> **YOUR ASSIGNMENT**: The reply must consist of one number: how many lines of the data include the word "JSON".

(RECORDS Opens)

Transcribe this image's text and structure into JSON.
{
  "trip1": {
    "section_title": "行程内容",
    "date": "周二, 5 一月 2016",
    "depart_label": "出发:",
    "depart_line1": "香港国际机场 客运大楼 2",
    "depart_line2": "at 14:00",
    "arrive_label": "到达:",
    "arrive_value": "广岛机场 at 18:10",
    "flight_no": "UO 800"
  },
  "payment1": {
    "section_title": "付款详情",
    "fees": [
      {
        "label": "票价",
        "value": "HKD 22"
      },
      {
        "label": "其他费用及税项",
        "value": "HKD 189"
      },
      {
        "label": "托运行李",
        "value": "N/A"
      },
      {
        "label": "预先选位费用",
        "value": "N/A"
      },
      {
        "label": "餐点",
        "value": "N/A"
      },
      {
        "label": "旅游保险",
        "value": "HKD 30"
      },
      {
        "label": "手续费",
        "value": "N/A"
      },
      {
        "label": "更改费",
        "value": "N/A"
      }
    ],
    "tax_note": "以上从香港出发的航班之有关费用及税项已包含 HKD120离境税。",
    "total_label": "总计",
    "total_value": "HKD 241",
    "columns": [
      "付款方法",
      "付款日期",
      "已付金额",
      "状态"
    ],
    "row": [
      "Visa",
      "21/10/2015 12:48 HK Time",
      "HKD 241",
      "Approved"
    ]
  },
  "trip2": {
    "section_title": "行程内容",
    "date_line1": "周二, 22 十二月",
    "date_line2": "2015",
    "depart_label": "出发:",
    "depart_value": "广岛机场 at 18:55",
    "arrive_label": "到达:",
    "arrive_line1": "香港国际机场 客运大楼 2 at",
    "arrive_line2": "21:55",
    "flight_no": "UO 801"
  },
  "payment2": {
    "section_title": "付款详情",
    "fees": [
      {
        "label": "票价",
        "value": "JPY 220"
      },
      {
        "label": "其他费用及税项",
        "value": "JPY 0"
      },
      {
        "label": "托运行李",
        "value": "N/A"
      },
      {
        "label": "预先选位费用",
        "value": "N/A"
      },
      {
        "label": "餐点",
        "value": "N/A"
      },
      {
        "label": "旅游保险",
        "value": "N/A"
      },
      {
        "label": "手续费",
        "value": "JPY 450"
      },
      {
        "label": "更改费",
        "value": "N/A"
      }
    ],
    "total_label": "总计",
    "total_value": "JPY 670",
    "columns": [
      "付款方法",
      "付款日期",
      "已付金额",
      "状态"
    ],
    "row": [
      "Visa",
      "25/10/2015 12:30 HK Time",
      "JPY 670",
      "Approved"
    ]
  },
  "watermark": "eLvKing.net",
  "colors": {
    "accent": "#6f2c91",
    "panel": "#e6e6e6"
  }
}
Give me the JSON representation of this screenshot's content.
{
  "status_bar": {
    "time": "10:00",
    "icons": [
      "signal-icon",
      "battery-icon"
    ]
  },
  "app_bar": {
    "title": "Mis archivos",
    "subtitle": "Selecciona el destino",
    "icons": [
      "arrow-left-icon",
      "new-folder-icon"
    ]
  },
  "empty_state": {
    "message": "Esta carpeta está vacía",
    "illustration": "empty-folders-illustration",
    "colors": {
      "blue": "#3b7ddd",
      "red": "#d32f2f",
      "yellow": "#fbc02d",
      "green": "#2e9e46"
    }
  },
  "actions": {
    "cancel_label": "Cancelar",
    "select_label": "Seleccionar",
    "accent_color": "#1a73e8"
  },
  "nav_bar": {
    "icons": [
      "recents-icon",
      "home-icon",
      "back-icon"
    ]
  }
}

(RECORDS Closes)

> **REPLY**: 2